ARTICLE ABSTRACTAstrocytes are thought to play a pivotal role in coupling neural activity and cerebral blood flow. However, it has been shown that astrocytes undergo morphologic changes in response to brain metastasis, switching to a reactive phenotype, which has the potential to significantly compromise cerebrovascular function and contribute to the neurological sequelae associated with brain metastasis. Given that STAT3 is a key regulator of astrocyte reactivity, we aimed here to determine the impact of STAT3-mediated astrocyte reactivity on neurovascular function in brain metastasis. Rat models of brain metastasis and ciliary neurotrophic factor were used to induce astrocyte reactivity. Multimodal imaging, electrophysiology, and IHC were performed to determine the relationship between reactive astrocytes and changes in the cerebrovascular response to electrical and physiological stimuli. Subsequently, the STAT3 pathway in astrocytes was inhibited with WP1066 to determine the role of STAT3-mediated astrocyte reactivity, specifically, in brain metastasis. Astrocyte reactivity associated with brain metastases impaired cerebrovascular responses to stimuli at both the cellular and functional level and disrupted astrocyte–endothelial interactions in both animal models and human brain metastasis samples. Inhibition of STAT3-mediated astrocyte reactivity in rats with brain metastases restored cerebrovascular function, as shown by in vivo imaging, and limited cerebrovascular changes associated with tumor growth. Together these findings suggest that inhibiting STAT3-mediated astrocyte reactivity may confer significant improvements in neurological outcome for patients with brain metastases and could potentially be tested in other brain tumors.

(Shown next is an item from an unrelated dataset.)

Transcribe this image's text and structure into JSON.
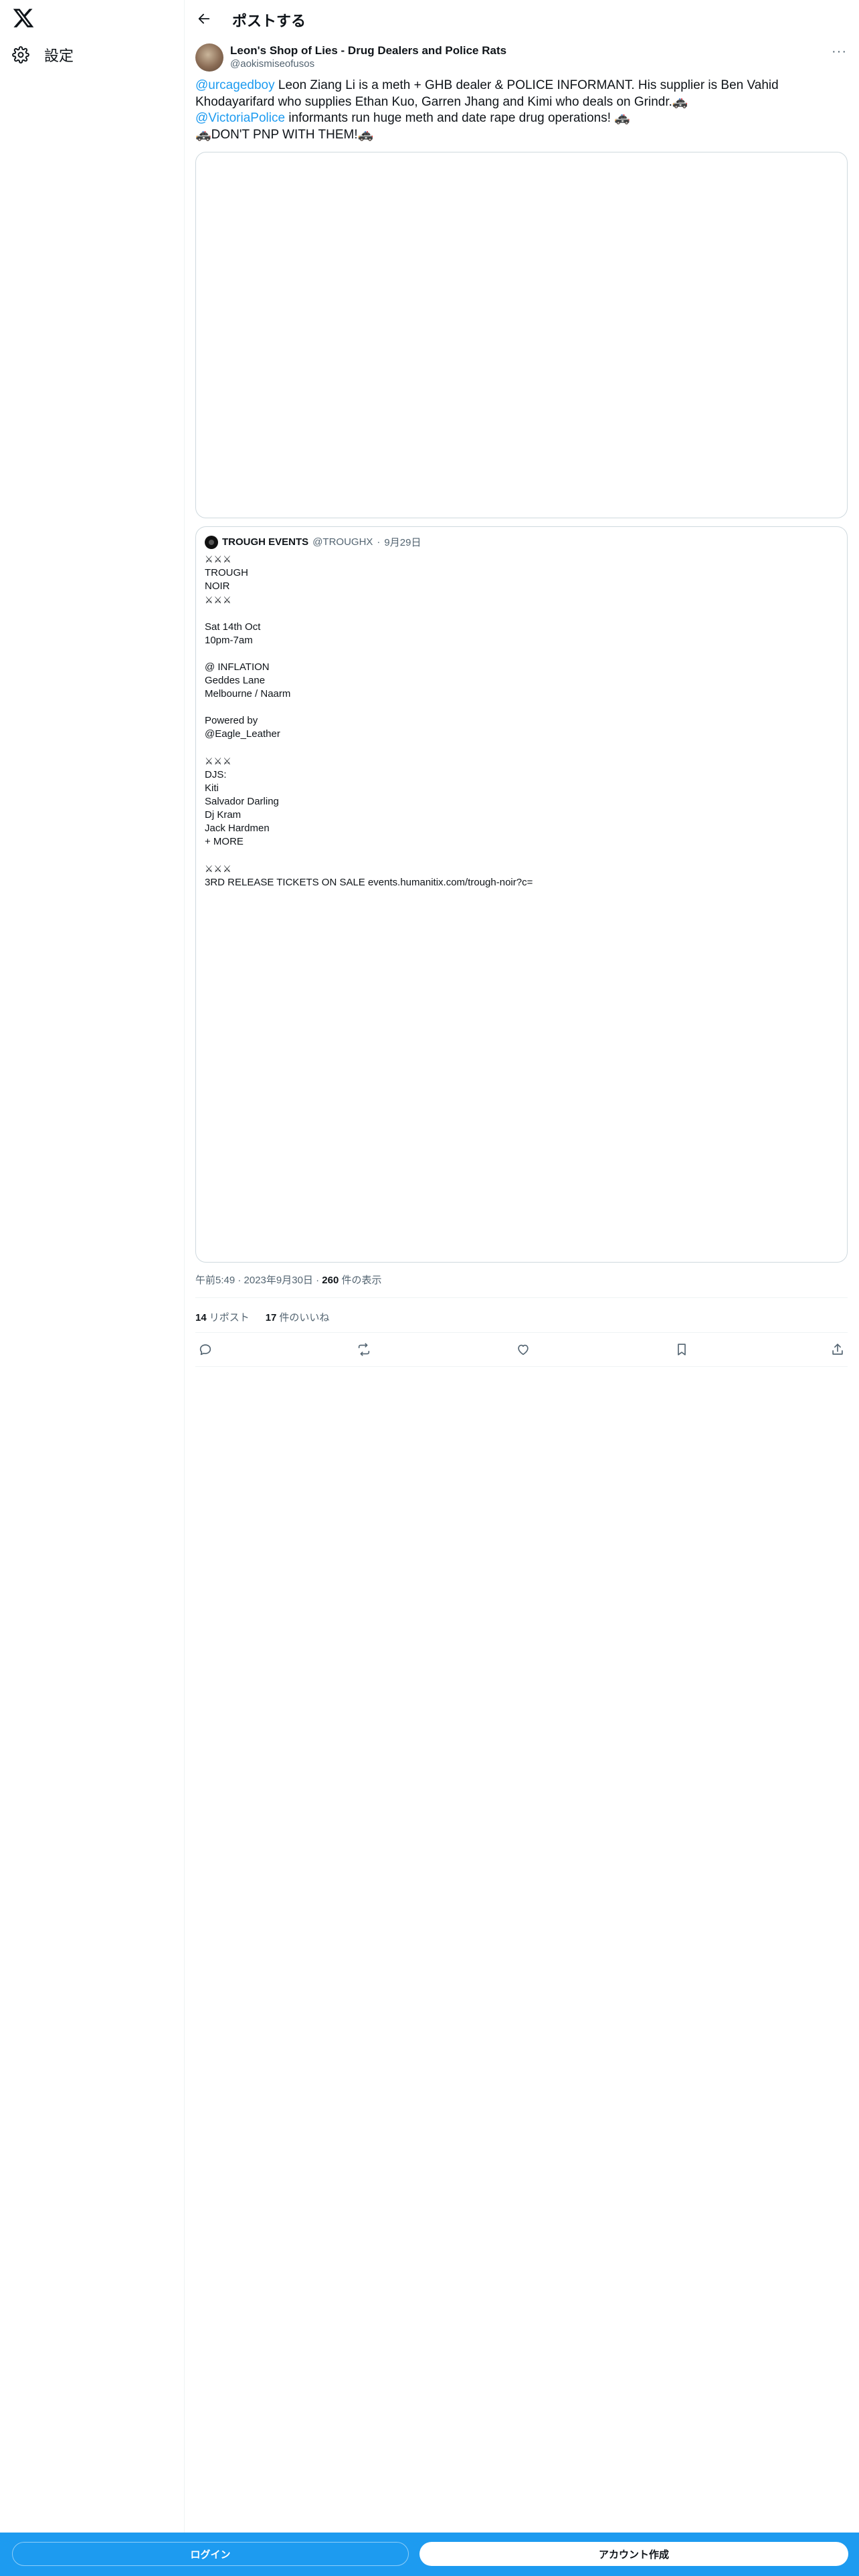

These findings demonstrate that selectively targeting STAT3-mediated astrocyte reactivity ameliorates the cerebrovascular dysfunction associated with brain metastasis, providing a potential therapeutic avenue for improved patient outcome.